Eventually Bob did reach out to Hero Initiative, a not-for-profit organization that provides emergency medical aid, financial support and employment assistance for displaced comic-industry writers and artists. He described the positive impact their aid had on his life to interviewer Ashley Soley-Cerro: “More important than medical or financial, the emotional support [from Hero Initiative] has been very helpful. It’s easy to feel forgotten…. The letter that accompanied the review of my case was just as important as anything, reminding me that someone is out there remembering me and that my work does have value.” (Full interview here.)
Hero Initiative asked Bob to contribute a story about how they had helped him to their fundraising publication Hero Comic 2012. He didn’t like to make his troubles public, but he very much wanted to repay the organization for aiding him. In the interview referenced above, he said, “If my public appearance motivates even one person to donate, I feel like I’m helping pay them back.”
Jim McLauchlin of Hero Initiative sent me a copy of the comic, illustrated by Chris Ivy, so I could reproduce it here. It was Bob’s last work.
On June 6, 2012, Robert Washington suffered multiple heart attacks, the first while he was at work as a customer-service rep for an etailer. Somehow his boss was able to reach a few of his former colleagues from Milestone Comics; they contacted former Milestone managing editor Matt Wayne, who was also a former classmate of Bob’s. After Bob died in a hospital in Queens, people from The Roeper School, Hero Initiative and the world of comics worked together to find Bob’s family and raise funds so that his remains would not be consigned to a potter’s field. They were successful. As I write this, Bob’s sister is heading to New York; the family is planning a cremation. Hero Initiative is collecting donations on behalf of Bob’s family; any money that isn’t used for funeral arrangements will be donated to Hero Initiative in Bob’s name.
I’ll close with some final words from Robert Washington. During his last interview, Ashely Soley-Cerro asked him if he had any advice for young writers. He replied:
“Have a backup plan. That goes for everyone that wants to go into media. Being really talented isn’t enough. Do something that’ll bring you a regular income in any other industry, you can work your way back into media. The people I know in my situation have no fall-back plan or another set of skills. I can’t think of anything more important for young comics, musicians, actors. Until people realize how smart, brilliant and wonderful you are — don’t be too proud, get your backup plan.”

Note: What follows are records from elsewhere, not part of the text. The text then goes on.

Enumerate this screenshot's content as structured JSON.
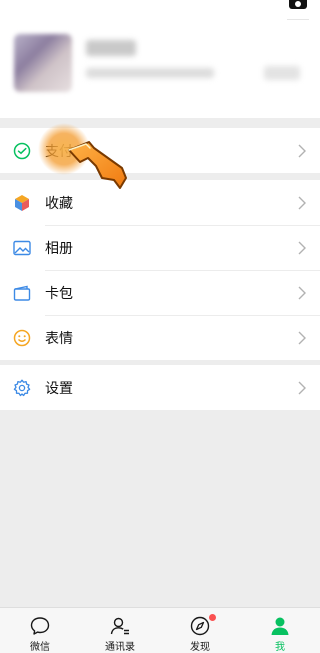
{
  "menu": {
    "pay": "支付",
    "favorites": "收藏",
    "album": "相册",
    "cards": "卡包",
    "stickers": "表情",
    "settings": "设置"
  },
  "tabbar": {
    "chats": "微信",
    "contacts": "通讯录",
    "discover": "发现",
    "me": "我",
    "active": "me"
  },
  "colors": {
    "accent": "#07c160",
    "badge": "#fa5151",
    "pointer": "#f28b1e"
  }
}
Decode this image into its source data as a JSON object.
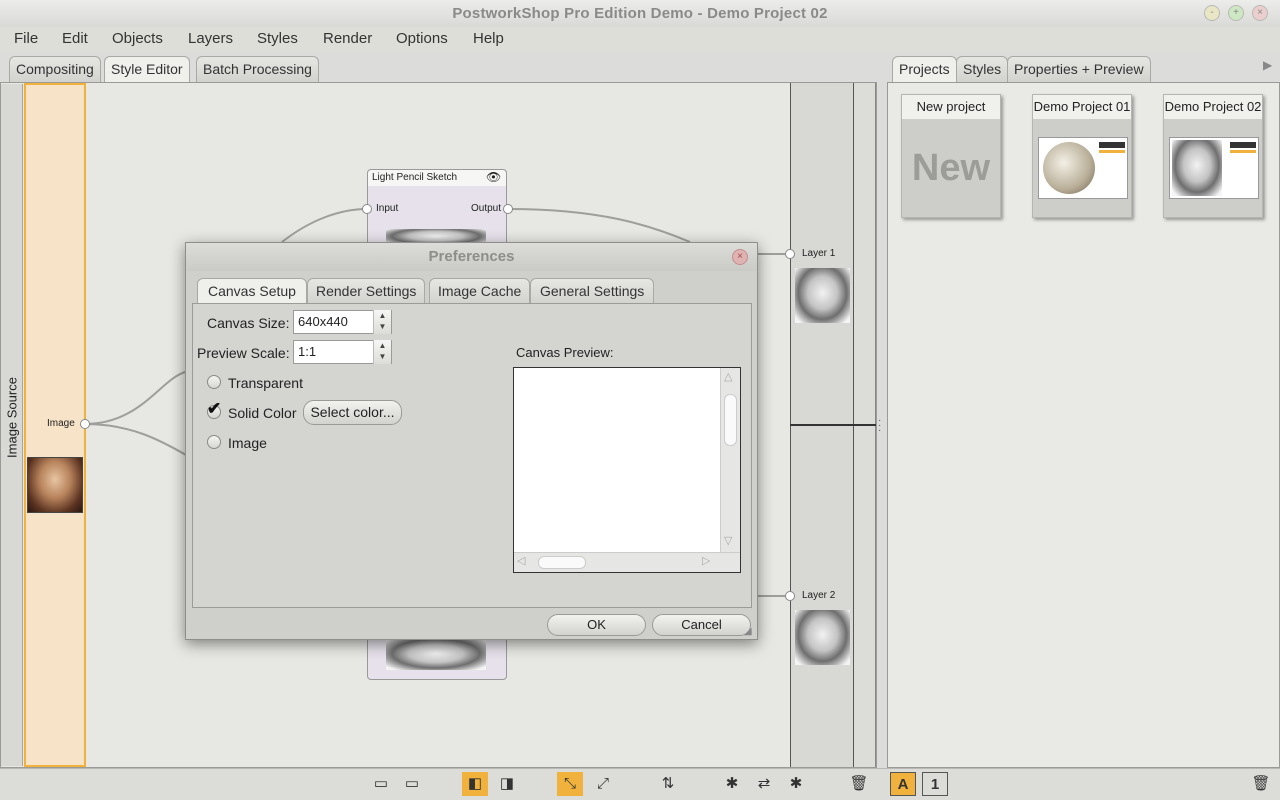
{
  "window": {
    "title": "PostworkShop Pro Edition Demo - Demo Project 02",
    "buttons": [
      "-",
      "+",
      "×"
    ]
  },
  "menu": [
    "File",
    "Edit",
    "Objects",
    "Layers",
    "Styles",
    "Render",
    "Options",
    "Help"
  ],
  "left_tabs": [
    "Compositing",
    "Style Editor",
    "Batch Processing"
  ],
  "active_left_tab": "Style Editor",
  "right_tabs": [
    "Projects",
    "Styles",
    "Properties + Preview"
  ],
  "active_right_tab": "Projects",
  "right_tabs_arrow": "▶",
  "image_source": {
    "label": "Image Source",
    "port_label": "Image"
  },
  "node": {
    "title": "Light Pencil Sketch",
    "input_label": "Input",
    "output_label": "Output"
  },
  "layers": [
    {
      "label": "Layer 1"
    },
    {
      "label": "Layer 2"
    }
  ],
  "projects": [
    {
      "title": "New project",
      "thumb_text": "New"
    },
    {
      "title": "Demo Project 01"
    },
    {
      "title": "Demo Project 02"
    }
  ],
  "dialog": {
    "title": "Preferences",
    "tabs": [
      "Canvas Setup",
      "Render Settings",
      "Image Cache",
      "General Settings"
    ],
    "active_tab": "Canvas Setup",
    "canvas_size_label": "Canvas Size:",
    "canvas_size_value": "640x440",
    "preview_scale_label": "Preview Scale:",
    "preview_scale_value": "1:1",
    "options": [
      {
        "label": "Transparent",
        "checked": false
      },
      {
        "label": "Solid Color",
        "checked": true
      },
      {
        "label": "Image",
        "checked": false
      }
    ],
    "select_color_label": "Select color...",
    "canvas_preview_label": "Canvas Preview:",
    "ok_label": "OK",
    "cancel_label": "Cancel"
  },
  "bottom_tools_right": [
    "A",
    "1"
  ],
  "colors": {
    "accent": "#f0b23c",
    "image_source_bg": "#f7e3c7",
    "node_body": "#e6e1ea",
    "workspace_bg": "#e7e7e3"
  }
}
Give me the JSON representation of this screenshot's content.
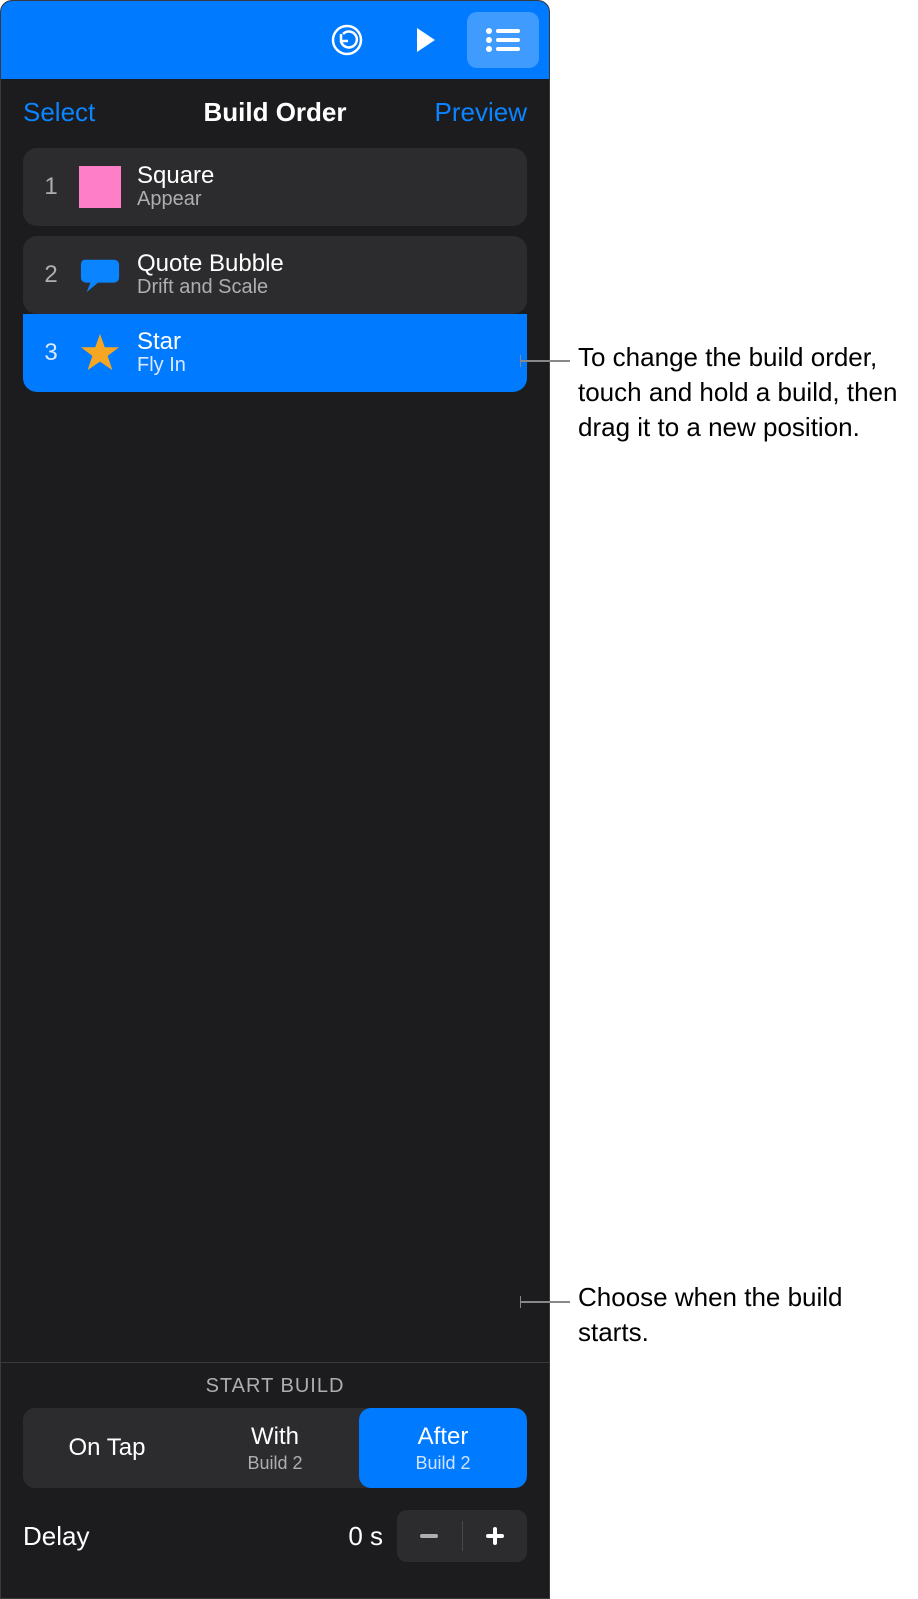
{
  "header": {
    "select_label": "Select",
    "title": "Build Order",
    "preview_label": "Preview"
  },
  "builds": [
    {
      "num": "1",
      "title": "Square",
      "effect": "Appear",
      "icon": "square",
      "selected": false
    },
    {
      "num": "2",
      "title": "Quote Bubble",
      "effect": "Drift and Scale",
      "icon": "bubble",
      "selected": false
    },
    {
      "num": "3",
      "title": "Star",
      "effect": "Fly In",
      "icon": "star",
      "selected": true
    }
  ],
  "footer": {
    "section_title": "START BUILD",
    "segments": [
      {
        "title": "On Tap",
        "subtitle": "",
        "active": false
      },
      {
        "title": "With",
        "subtitle": "Build 2",
        "active": false
      },
      {
        "title": "After",
        "subtitle": "Build 2",
        "active": true
      }
    ],
    "delay_label": "Delay",
    "delay_value": "0 s"
  },
  "callouts": {
    "reorder": "To change the build order, touch and hold a build, then drag it to a new position.",
    "start": "Choose when the build starts."
  },
  "colors": {
    "accent": "#007aff",
    "pink": "#ff7ec8",
    "gold": "#f5a623"
  }
}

UPDATE! As of Friday, June 22, 2012, Hero Initiative has received over $8200 for Bob. His mother and sisters have arrived in New York from Detroit to claim his body and plan a memorial service, which is tentatively scheduled for Monday, June 25 at the Ross-Roden Funeral Home in the Bronx. Bob will be cremated, and his remains buried next to his grandmother in Detroit. All monies that aren’t used for funeral arrangements will be donated to Hero Initiative in Bob’s name.
UPDATE! Saturday, June 23, 2012. Memorial service information:
Monday, June 25th, 7pm
Ross-Roden Funeral Home
725 E. Gun Hill Road
Bronx, New York 10467